"In that moment, 2012, I was very interested in mobile games. I could have made a console game again, but I didn't have much money or many people. I was thinking, how can I make small games with a small team?"

One idea that emerged at the prototype stage was for a whack-a-mole style game, which used the Oniongames logo – a cute pixel onion with eyes – as the primary target. That simple concept formed a solid basis for Kimura, and it didn't take long for him to flesh things out.

"Suddenly I thought: whack-a-mole, but I can add strange new rules, and a story, and then I'll be able to show my strange world again," he says. Specifically, this world revolves around a doctor and his mysterious hotel, and a magical onion soup that sends guests on intergalactic journeys. “This idea rush came to me in only one hour, and I started to draw and draw," Kimura adds.

But while the ideas flowed readily, the game that became Million Onion Hotel – despite being among the selected games at Indiecade 2014 – didn't launch until October 31st this year. And in the years since Oniongames began work on the project, Kimura identifies major shifts in the mobile games market that are now giving the studio headaches.

One of the many cards in the game, translation provided by everyone's favorite game critic Tim Rogers.
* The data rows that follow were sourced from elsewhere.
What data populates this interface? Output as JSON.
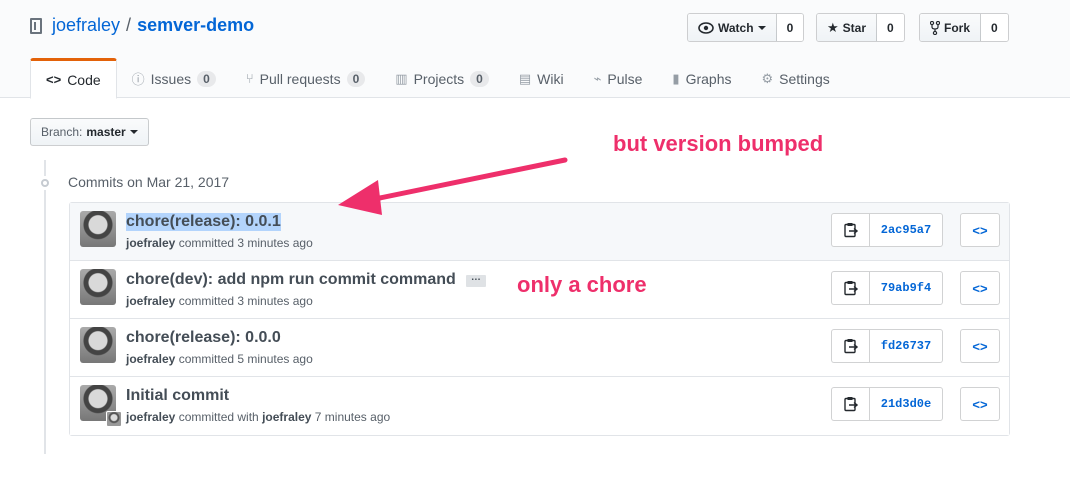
{
  "repo": {
    "owner": "joefraley",
    "separator": "/",
    "name": "semver-demo"
  },
  "actions": [
    {
      "label": "Watch",
      "icon": "eye-icon",
      "count": "0",
      "has_caret": true
    },
    {
      "label": "Star",
      "icon": "star-icon",
      "count": "0",
      "has_caret": false
    },
    {
      "label": "Fork",
      "icon": "fork-icon",
      "count": "0",
      "has_caret": false
    }
  ],
  "tabs": [
    {
      "label": "Code",
      "icon": "code-icon",
      "selected": true
    },
    {
      "label": "Issues",
      "icon": "issue-icon",
      "counter": "0"
    },
    {
      "label": "Pull requests",
      "icon": "pull-request-icon",
      "counter": "0"
    },
    {
      "label": "Projects",
      "icon": "project-icon",
      "counter": "0"
    },
    {
      "label": "Wiki",
      "icon": "book-icon"
    },
    {
      "label": "Pulse",
      "icon": "pulse-icon"
    },
    {
      "label": "Graphs",
      "icon": "graph-icon"
    },
    {
      "label": "Settings",
      "icon": "gear-icon"
    }
  ],
  "branch": {
    "label": "Branch:",
    "value": "master"
  },
  "commits_header": "Commits on Mar 21, 2017",
  "commits": [
    {
      "message": "chore(release): 0.0.1",
      "author": "joefraley",
      "action": "committed 3 minutes ago",
      "sha": "2ac95a7",
      "highlighted": true
    },
    {
      "message": "chore(dev): add npm run commit command",
      "author": "joefraley",
      "action": "committed 3 minutes ago",
      "sha": "79ab9f4",
      "ellipsis": "…"
    },
    {
      "message": "chore(release): 0.0.0",
      "author": "joefraley",
      "action": "committed 5 minutes ago",
      "sha": "fd26737"
    },
    {
      "message": "Initial commit",
      "author": "joefraley",
      "action": "committed with",
      "coauthor": "joefraley",
      "time": "7 minutes ago",
      "sha": "21d3d0e"
    }
  ],
  "annotations": {
    "note_top": "but version bumped",
    "note_middle": "only a chore",
    "color": "#ee2f6b"
  },
  "colors": {
    "link": "#0366d6",
    "tab_accent": "#e36209"
  }
}
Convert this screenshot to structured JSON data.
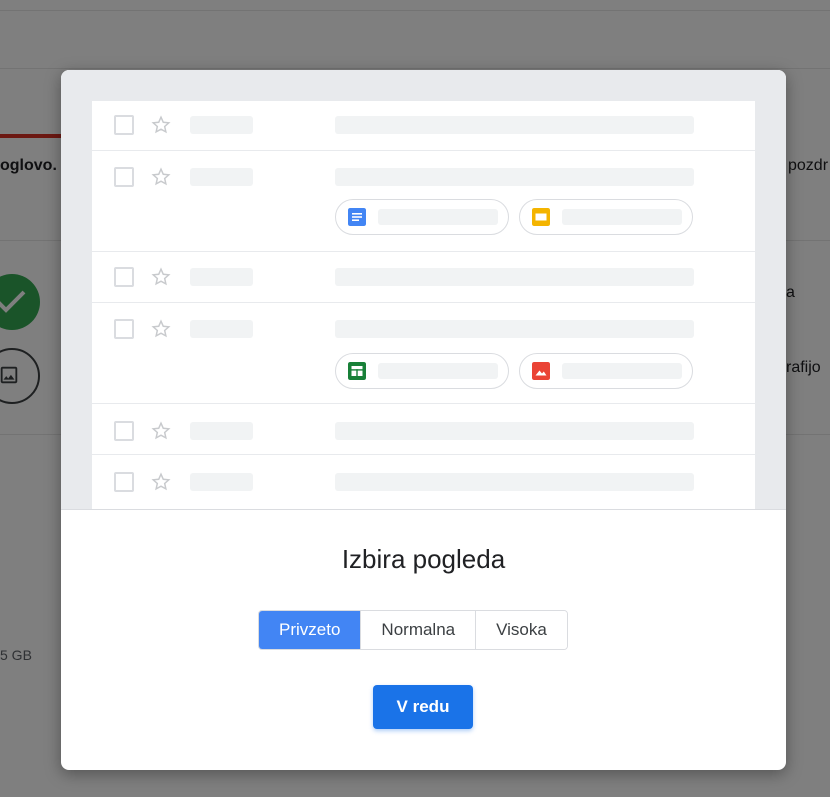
{
  "background": {
    "subject_fragment": "oglovo.",
    "greeting_fragment": "pozdr",
    "item_fragment_1": "a",
    "item_fragment_2": "rafijo",
    "storage_fragment": "5 GB"
  },
  "dialog": {
    "title": "Izbira pogleda",
    "options": [
      {
        "label": "Privzeto",
        "selected": true
      },
      {
        "label": "Normalna",
        "selected": false
      },
      {
        "label": "Visoka",
        "selected": false
      }
    ],
    "ok_label": "V redu"
  },
  "icons": {
    "docs": "docs-icon",
    "slides": "slides-icon",
    "sheets": "sheets-icon",
    "photo": "photo-icon",
    "checkbox": "checkbox-icon",
    "star": "star-icon"
  },
  "colors": {
    "accent": "#1a73e8",
    "selected_toggle": "#4285f4",
    "docs": "#4285f4",
    "slides": "#f4b400",
    "sheets": "#188038",
    "photo": "#ea4335"
  }
}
One of the many cards in the game, translation provided by game critic and developer Tim Rogers.

"Million Onion Hotel has a contradiction: this is a pure videogame, but the people who love videogames want to play on PC, Switch or PS4,” he argues. “I want to make these people play on mobile."

"Four years ago, it was possible. People were feeling the possibility that maybe smartphones can be a platform for proper videogames. But now, I feel that people think of smartphone games as casual – almost everyone thinks like this."

Fighting this perception has been difficult for Kimura, who says that getting press attention for Million Onion Hotel has been an uphill battle of the kind he's never experienced before. "This is not Clash of Clans or something,” he states. “I want to hear the opinions of core game players, who love Nintendo; who love Sonic. I'm really interested in what they will say."

As someone who broadly fits into that category, I have nothing but good things to say about Million Onion Hotel. It's a lovely example of what can be achieved with a little layering atop a basic concept, with the addition of enemies that require multiple taps, move around, or split into several smaller targets, all combining perfectly with a combo-based scoring system to make this more than just a reflex test.

Elevating it further is the bizarre story that is sandwiched in brief vignettes between this frantic action, new scenes unlocking story cards that provide more background on the hotel's oddball residents. These cards feature some spectacular writing, as translated by game developer and critic Tim Rogers. One boss is described as a “Domestic onion robot intended to grow crops in wasteland regions,” while the card for the Space Cow features the following sage advice: “If you are troubled think about cows.”

Best of all, however, is that Kimura has found a way to get his unfiltered ideas in front of an audience, just as he was working towards as a 12-year-old hobbyist or an experimental stage performer. When I ask whether developing Million Onion Hotel evoked these same feelings, he immediately brightens. "I must say yes,” he enthuses. “It was like childhood: just between me and the player."

Million Onion Hotel is available now for iOS and Android devices.